Peanut butter and jelly, Abbott and Costello and the Humane Society of the United States (HSUS) and the United Egg Producers (UEP), at first blush which pairing seems to not fit?
Well according to an HSUS release apparently all three have something in common; they all seem to work extremely well together.
In what is being called an “unprecedented” partnership, UEP and HSUS have joined forces to promote sweeping and historic federal legislation that would affect all 280 million egg producing hens in the United States.
Why historic? If enacted the measure would become the first federal law focusing on the treatment of farm animals.
The proposed legislation would:
• require conventional cages (currently used by more than 90 percent of the egg industry) to be replaced, through an ample phase-in period, with new, enriched housing systems that provide each hen nearly double the amount of space they’re currently allotted. Egg producers will invest an additional $4 billion over the next decade and a half to effect this industry-wide make-over;
• require that all egg-laying hens be provided, through the new enriched housing system, with environments that will allow hens to express natural behaviors, such as perches, nesting boxes, and scratching areas;
• mandate labeling on all egg cartons nationwide to inform consumers of the method used to produce the eggs, such as “eggs from caged hens,” “eggs from hens in enriched cages,” “eggs from cage-free hens,” and “eggs from free-range hens”;
• prohibit feed- or water-withholding molting to extend the laying cycle, a practice already prohibited by the United Egg Producers Certified program adhered to by a majority of egg farmers;
• require standards approved by the American Veterinary Medical Association for euthanasia for egg laying hens;
• prohibit excessive ammonia levels in henhouses;
• prohibit the sale of eggs and egg products nationwide that don’t meet these requirements.
“Passing this bill would be an historic improvement for hundreds of millions of animals per year,” said Wayne Pacelle, president and CEO of The Humane Society of the United States. “It is always our greatest hope to find common ground and to forge solutions, even with traditional adversaries. We are excited about a new and better pathway forward, and hope the Congress seizes the opportunity to embrace this sort of collaboration and mutual understanding. We extend our thanks to the producers within the industry for agreeing to make the needed investments to upgrade their housing and to improve animal welfare in a meaningful way.”
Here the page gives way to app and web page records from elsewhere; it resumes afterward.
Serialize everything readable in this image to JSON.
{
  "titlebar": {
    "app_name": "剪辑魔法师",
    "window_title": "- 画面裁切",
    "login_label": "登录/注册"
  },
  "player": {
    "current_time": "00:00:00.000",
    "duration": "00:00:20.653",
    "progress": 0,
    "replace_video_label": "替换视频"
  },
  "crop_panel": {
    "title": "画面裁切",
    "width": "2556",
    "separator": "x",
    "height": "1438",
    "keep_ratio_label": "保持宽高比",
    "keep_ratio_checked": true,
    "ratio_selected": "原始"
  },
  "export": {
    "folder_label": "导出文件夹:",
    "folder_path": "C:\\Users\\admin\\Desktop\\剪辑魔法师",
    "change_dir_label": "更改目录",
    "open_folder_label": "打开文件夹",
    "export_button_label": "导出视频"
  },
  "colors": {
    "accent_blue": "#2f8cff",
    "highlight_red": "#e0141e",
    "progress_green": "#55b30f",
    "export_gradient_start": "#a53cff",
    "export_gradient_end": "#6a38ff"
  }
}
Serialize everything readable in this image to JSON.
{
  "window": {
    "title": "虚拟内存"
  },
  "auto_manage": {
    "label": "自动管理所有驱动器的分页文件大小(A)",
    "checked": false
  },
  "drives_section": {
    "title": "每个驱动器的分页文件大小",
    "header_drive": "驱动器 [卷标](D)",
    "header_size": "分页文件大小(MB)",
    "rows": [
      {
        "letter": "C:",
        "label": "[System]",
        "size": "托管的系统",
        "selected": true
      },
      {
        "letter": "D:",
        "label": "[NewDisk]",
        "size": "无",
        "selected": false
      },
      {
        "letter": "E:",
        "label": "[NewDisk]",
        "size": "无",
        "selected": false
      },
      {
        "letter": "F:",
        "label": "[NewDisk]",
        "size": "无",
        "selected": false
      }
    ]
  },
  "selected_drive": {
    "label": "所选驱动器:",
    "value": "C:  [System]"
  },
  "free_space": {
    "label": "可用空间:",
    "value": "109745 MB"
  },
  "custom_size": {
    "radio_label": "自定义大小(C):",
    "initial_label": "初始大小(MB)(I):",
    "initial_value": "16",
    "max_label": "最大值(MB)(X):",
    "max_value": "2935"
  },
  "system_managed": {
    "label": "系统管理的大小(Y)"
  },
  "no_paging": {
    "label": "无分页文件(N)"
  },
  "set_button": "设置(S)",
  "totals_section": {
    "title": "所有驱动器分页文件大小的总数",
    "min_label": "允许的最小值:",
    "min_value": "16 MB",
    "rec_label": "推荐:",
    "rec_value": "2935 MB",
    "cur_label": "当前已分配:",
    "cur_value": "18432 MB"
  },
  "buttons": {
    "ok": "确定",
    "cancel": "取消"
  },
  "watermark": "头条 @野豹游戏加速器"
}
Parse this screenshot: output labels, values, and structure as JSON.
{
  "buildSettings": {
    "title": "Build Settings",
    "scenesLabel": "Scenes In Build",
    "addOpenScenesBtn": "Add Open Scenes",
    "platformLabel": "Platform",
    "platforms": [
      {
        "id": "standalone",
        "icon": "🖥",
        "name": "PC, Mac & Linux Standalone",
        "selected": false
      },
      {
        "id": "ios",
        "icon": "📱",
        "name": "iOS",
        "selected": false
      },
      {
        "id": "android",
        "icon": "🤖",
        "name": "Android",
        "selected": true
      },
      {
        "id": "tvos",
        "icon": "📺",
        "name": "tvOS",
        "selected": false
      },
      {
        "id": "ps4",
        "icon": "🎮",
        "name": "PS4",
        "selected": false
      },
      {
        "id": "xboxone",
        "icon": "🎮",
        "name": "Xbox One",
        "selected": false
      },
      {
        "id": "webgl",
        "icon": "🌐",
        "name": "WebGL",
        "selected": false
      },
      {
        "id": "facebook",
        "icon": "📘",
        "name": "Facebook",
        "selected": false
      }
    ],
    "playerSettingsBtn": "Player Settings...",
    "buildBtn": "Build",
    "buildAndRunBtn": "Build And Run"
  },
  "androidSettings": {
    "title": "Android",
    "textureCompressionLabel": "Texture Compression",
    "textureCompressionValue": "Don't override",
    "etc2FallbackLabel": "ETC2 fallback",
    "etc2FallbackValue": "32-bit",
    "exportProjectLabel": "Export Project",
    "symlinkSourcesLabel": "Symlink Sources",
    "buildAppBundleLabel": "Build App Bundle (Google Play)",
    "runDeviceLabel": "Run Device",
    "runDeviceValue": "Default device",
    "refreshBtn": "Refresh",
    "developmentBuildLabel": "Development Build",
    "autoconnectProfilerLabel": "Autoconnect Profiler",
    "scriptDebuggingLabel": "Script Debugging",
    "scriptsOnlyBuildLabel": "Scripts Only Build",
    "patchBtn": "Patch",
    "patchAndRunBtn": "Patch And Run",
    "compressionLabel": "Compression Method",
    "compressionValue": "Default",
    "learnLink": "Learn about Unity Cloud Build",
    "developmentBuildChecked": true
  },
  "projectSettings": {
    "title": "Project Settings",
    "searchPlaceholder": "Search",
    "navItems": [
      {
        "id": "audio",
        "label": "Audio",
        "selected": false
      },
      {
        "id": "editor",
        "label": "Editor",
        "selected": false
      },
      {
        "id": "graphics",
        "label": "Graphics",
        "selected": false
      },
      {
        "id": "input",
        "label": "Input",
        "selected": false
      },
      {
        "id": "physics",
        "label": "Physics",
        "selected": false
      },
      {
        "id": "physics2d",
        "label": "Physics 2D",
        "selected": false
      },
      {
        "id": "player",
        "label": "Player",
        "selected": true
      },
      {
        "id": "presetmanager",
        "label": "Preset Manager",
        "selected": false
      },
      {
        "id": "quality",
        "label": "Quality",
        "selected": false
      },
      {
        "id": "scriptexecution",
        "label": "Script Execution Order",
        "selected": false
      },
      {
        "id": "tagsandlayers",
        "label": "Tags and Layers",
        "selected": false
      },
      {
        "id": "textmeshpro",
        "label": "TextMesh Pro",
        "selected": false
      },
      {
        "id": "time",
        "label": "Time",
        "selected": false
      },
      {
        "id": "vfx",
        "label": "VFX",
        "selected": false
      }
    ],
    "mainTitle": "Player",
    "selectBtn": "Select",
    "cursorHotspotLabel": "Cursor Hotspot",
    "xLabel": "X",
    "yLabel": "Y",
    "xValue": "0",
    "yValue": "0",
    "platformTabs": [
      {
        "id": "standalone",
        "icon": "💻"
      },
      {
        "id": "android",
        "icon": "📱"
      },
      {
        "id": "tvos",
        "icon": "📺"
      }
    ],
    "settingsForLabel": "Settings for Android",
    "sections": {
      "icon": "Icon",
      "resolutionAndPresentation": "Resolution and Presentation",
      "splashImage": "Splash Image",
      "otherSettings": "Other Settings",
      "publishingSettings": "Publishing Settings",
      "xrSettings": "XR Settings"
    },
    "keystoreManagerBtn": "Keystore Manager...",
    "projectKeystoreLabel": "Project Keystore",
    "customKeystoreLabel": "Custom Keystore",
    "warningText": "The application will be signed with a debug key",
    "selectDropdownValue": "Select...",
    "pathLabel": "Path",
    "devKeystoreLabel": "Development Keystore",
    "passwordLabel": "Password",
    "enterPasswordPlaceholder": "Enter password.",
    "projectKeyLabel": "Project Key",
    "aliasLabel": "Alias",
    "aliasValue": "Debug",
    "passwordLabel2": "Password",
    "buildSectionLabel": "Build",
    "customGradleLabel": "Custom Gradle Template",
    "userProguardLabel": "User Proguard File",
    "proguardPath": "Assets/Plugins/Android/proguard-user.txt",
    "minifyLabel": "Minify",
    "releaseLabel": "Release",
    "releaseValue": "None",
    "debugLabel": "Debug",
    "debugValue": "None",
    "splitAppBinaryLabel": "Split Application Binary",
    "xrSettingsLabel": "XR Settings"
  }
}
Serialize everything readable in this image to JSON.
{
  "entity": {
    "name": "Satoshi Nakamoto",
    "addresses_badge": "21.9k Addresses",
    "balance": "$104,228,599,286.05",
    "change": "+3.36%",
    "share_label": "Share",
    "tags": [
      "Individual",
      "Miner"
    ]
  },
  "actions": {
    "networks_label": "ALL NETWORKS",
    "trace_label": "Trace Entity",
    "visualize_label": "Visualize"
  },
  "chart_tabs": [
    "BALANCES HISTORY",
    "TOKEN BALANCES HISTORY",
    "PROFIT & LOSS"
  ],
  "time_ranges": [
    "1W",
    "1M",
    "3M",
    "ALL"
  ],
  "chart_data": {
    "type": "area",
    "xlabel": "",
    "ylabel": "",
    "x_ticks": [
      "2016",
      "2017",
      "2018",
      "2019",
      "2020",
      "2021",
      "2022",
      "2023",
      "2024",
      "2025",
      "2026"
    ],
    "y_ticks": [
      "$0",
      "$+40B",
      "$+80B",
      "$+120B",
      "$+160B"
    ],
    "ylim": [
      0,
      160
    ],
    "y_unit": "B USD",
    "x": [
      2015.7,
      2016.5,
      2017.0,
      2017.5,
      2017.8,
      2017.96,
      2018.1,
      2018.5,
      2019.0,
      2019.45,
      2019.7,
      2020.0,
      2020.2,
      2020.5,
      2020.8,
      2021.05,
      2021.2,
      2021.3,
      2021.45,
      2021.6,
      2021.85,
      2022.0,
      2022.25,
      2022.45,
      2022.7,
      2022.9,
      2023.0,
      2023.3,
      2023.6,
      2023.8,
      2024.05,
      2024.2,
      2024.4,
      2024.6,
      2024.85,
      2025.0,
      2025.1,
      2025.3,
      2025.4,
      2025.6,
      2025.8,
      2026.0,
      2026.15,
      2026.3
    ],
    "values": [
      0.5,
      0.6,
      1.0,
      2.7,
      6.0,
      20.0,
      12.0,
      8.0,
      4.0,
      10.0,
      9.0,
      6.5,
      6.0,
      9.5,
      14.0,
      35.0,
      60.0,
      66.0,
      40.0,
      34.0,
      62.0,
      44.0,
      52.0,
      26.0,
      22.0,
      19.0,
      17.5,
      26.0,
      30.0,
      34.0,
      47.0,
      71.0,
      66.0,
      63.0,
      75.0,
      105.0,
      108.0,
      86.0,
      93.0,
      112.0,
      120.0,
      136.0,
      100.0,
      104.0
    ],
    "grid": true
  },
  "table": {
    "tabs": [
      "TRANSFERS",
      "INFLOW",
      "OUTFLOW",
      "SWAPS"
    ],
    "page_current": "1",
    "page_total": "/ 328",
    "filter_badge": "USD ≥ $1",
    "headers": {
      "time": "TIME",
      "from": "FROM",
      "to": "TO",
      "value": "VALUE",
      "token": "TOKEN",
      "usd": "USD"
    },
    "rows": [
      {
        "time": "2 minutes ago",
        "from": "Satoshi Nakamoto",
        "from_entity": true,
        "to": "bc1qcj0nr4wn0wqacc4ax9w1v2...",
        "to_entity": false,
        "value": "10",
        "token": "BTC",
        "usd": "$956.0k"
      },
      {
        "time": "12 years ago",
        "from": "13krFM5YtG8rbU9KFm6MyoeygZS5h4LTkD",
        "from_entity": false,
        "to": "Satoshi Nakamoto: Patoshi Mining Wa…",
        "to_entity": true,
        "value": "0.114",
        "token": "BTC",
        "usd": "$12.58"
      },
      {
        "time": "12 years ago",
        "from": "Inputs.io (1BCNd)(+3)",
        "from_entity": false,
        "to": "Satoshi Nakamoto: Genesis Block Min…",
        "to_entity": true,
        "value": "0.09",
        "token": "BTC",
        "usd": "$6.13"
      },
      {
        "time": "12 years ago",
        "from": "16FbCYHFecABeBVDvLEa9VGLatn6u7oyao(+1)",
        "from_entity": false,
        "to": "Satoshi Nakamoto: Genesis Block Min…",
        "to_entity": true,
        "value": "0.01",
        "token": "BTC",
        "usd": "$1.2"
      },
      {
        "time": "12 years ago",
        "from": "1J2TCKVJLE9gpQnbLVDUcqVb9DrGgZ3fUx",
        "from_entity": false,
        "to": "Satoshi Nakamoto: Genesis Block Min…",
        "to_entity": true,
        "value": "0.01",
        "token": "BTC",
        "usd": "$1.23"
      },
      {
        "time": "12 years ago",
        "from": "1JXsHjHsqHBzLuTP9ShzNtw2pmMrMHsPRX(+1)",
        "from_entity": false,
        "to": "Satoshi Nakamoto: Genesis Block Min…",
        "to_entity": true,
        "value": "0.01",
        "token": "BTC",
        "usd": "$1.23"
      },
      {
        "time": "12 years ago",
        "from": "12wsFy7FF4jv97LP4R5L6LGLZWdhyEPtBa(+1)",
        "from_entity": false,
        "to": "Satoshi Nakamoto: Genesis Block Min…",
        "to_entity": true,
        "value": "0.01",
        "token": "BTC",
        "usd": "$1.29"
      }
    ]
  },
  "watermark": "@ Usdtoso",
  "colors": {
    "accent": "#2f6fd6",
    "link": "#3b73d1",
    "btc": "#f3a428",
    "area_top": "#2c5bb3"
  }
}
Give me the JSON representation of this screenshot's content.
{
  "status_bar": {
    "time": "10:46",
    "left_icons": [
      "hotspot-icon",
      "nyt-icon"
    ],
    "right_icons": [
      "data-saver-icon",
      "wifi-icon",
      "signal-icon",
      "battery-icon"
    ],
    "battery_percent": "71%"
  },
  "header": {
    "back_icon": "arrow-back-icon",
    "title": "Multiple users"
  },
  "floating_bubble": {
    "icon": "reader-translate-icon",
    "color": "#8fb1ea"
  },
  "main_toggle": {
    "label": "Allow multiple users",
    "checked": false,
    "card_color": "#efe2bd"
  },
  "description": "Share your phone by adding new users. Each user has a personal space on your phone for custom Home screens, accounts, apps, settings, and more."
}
If the UEP and HSUS supported legislation does pass, egg producers will have between 15-18 years to phase in the new cage requirements. Currently the majority of the animals are allotted 67 square inches while the new standard would set a minimum of 122-144 square inches.
Photo Credit: cc: flickr.com/photos/cursedthing